WHAT IS NEEDED: Scan the data for "produk" and copy the lines it appears in.

RECORD EXTRACTS:
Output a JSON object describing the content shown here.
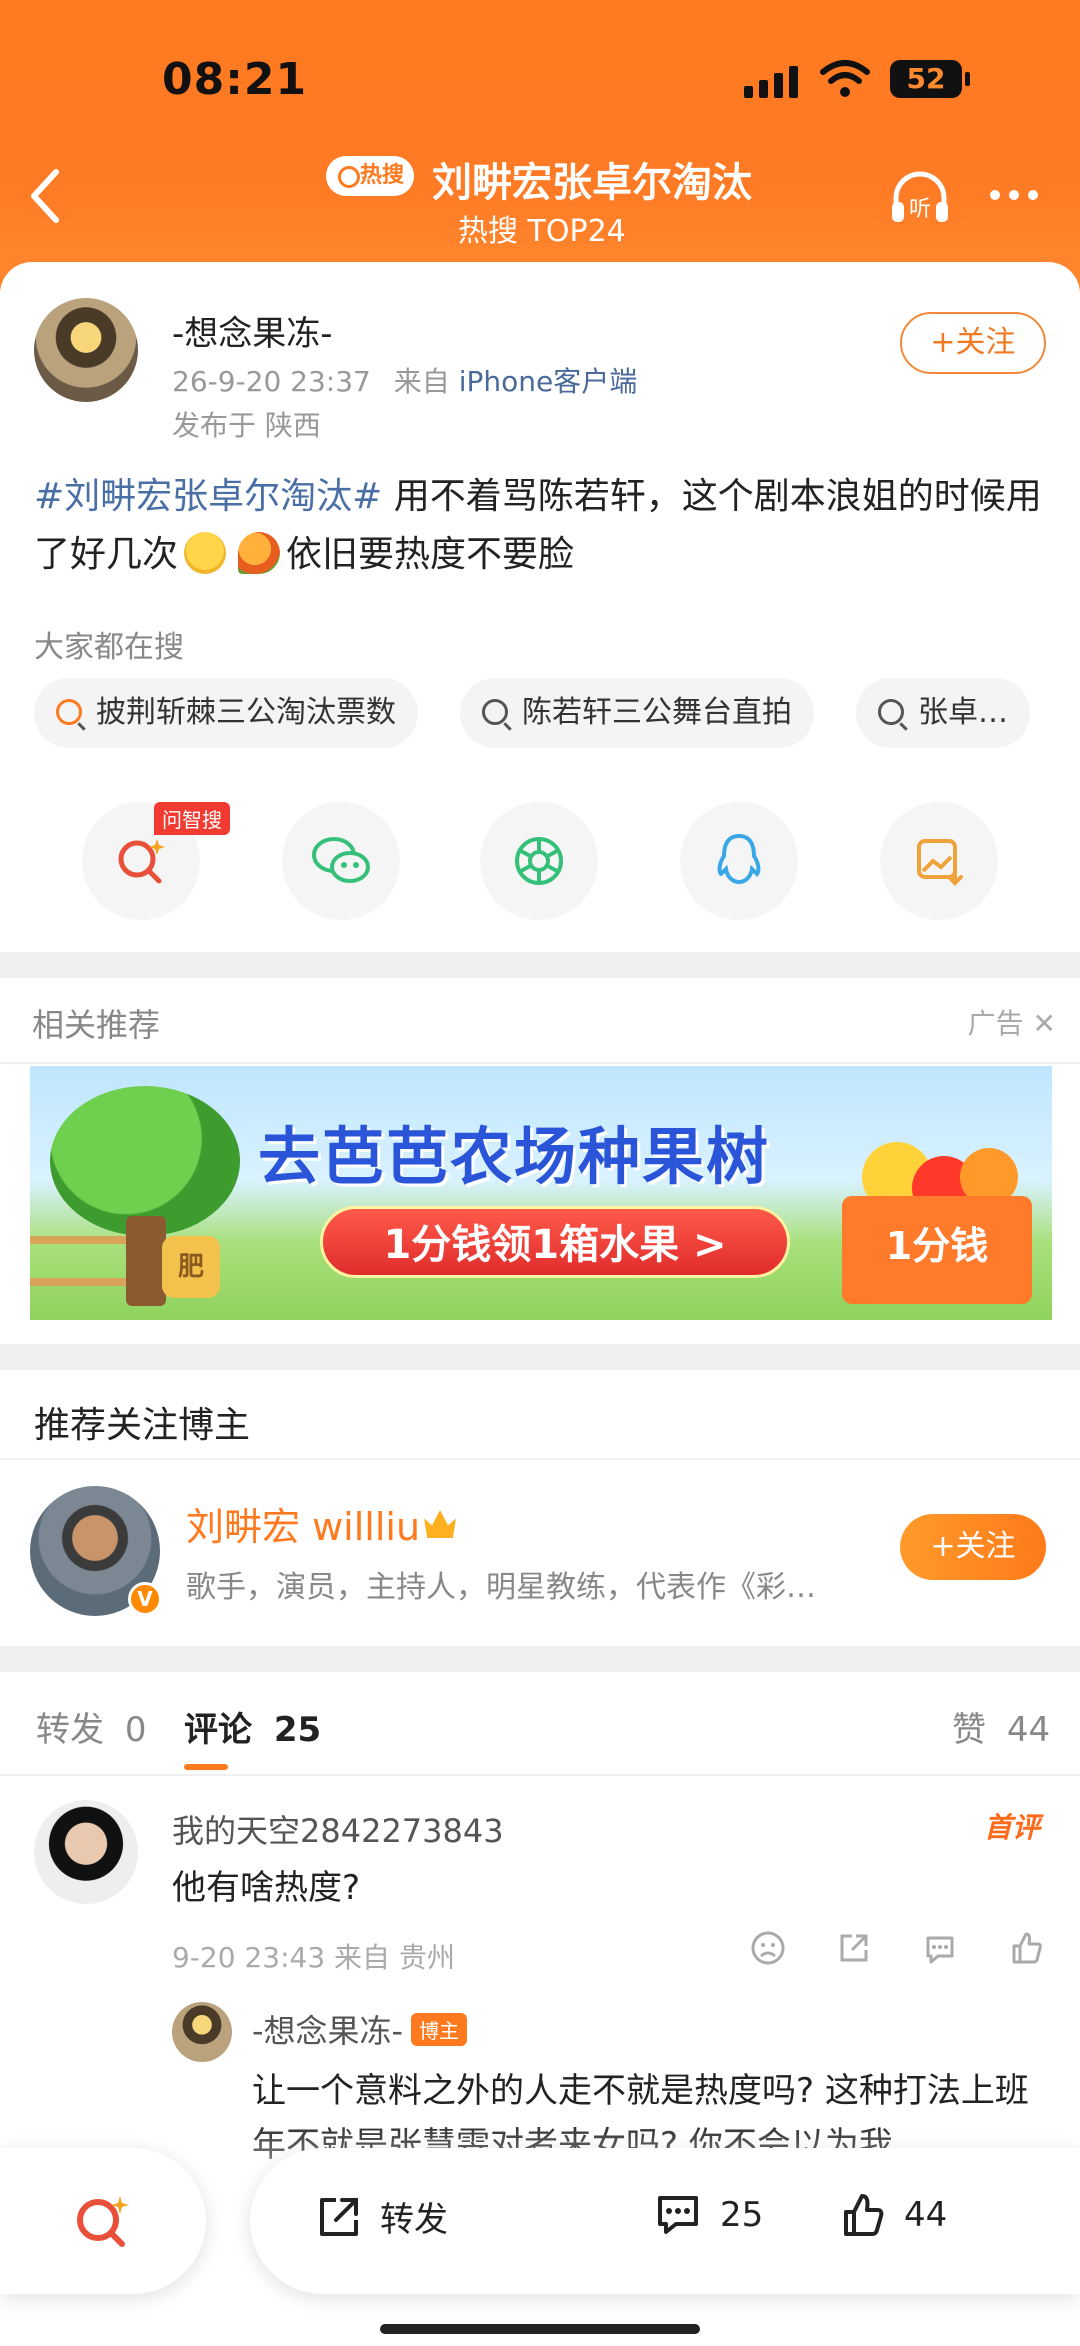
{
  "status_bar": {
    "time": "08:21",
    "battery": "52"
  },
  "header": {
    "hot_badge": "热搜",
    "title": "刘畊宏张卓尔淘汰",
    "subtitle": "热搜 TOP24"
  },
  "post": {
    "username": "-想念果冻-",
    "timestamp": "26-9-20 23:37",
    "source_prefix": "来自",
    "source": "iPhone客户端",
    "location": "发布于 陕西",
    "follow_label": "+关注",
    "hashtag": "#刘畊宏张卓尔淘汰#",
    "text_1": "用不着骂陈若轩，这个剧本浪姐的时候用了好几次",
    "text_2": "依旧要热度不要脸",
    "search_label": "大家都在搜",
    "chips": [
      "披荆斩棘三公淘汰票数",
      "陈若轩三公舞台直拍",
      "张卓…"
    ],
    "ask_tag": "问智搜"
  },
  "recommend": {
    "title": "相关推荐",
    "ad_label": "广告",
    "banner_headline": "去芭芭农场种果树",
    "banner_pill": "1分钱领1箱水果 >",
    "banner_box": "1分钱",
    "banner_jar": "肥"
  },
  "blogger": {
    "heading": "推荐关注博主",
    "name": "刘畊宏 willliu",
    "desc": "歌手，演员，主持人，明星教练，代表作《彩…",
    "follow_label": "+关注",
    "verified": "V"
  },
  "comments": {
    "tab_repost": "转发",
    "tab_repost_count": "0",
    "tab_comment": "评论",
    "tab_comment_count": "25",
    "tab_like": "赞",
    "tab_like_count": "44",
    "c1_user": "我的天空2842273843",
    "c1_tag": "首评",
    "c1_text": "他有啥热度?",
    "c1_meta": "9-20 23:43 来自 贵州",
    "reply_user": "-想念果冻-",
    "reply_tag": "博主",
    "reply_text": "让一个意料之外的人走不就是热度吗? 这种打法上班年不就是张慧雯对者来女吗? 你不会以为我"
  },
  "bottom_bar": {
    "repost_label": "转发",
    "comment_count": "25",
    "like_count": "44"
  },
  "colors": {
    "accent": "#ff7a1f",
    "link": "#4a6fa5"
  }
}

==

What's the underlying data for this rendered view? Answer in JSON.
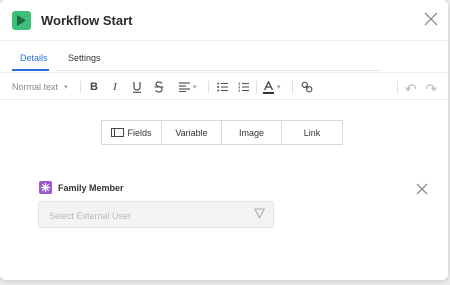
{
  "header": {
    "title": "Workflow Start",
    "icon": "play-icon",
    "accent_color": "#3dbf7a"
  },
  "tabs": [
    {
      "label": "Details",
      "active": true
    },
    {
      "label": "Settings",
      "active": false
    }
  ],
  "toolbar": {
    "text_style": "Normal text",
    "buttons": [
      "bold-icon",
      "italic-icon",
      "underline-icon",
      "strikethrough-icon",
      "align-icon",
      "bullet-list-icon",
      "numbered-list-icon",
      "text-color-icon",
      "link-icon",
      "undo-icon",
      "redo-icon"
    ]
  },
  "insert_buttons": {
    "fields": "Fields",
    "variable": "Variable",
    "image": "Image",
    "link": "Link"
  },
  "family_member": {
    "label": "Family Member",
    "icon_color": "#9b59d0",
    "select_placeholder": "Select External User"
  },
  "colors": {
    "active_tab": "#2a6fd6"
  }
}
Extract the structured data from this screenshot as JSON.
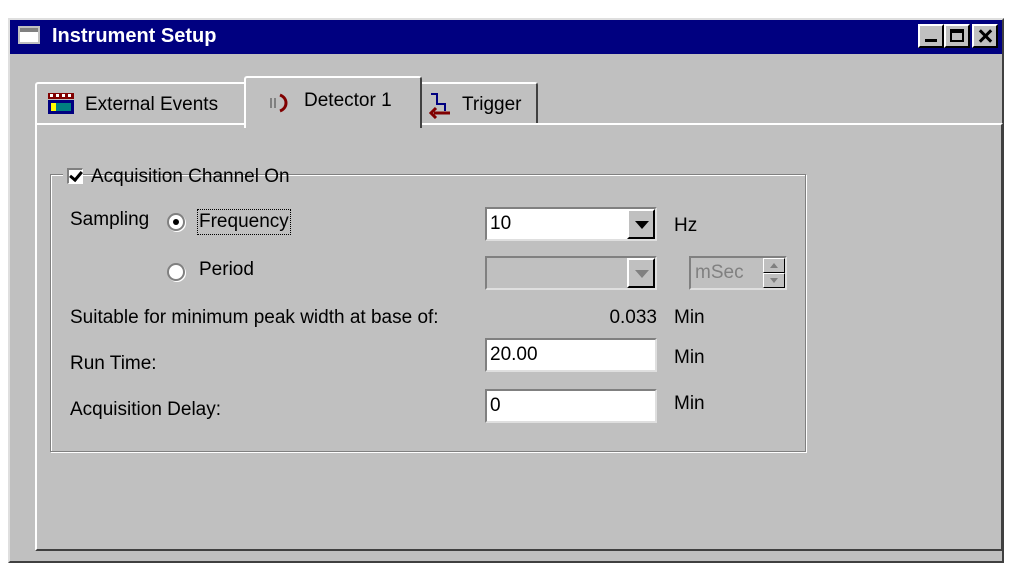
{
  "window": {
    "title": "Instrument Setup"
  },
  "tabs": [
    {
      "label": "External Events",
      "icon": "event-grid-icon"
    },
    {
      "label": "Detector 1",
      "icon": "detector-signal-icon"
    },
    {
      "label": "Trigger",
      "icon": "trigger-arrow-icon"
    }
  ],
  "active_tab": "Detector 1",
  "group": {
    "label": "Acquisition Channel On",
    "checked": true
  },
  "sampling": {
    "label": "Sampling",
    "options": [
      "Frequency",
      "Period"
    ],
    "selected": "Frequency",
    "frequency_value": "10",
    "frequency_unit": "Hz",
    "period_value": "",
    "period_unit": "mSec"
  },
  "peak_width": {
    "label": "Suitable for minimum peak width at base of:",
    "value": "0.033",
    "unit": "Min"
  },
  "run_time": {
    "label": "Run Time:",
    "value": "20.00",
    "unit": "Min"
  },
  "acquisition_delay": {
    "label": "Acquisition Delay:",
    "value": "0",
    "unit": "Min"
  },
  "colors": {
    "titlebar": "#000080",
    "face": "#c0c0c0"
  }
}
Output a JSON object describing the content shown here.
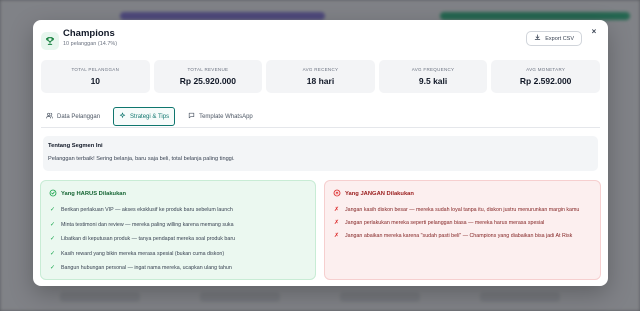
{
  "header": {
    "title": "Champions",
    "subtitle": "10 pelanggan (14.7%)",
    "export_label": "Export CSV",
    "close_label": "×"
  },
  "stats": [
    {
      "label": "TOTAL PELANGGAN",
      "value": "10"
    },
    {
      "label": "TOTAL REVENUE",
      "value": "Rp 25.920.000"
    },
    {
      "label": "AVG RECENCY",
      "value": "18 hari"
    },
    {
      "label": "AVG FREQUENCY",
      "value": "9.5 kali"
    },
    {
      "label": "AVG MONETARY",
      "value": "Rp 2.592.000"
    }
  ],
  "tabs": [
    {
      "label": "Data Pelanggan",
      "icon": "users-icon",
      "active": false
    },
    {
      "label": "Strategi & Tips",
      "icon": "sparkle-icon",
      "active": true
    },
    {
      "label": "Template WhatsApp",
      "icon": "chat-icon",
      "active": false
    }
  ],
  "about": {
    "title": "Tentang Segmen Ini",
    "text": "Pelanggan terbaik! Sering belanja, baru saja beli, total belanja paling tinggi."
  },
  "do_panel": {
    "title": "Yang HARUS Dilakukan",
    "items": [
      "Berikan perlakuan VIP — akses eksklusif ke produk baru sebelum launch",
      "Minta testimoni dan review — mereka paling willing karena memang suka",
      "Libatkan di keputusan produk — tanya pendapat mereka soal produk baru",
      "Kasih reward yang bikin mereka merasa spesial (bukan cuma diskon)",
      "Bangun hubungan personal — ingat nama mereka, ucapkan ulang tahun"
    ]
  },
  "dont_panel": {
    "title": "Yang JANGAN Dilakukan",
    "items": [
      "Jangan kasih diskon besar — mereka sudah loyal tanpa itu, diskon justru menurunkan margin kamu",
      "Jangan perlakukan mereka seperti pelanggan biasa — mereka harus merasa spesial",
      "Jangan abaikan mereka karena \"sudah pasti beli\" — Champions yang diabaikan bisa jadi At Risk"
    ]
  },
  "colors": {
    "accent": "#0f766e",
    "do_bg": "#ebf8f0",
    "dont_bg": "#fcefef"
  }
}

EXERCISE RESPONSE:
      "Berikan perlakuan VIP — akses eksklusif ke produk baru sebelum launch",
      "Libatkan di keputusan produk — tanya pendapat mereka soal produk baru",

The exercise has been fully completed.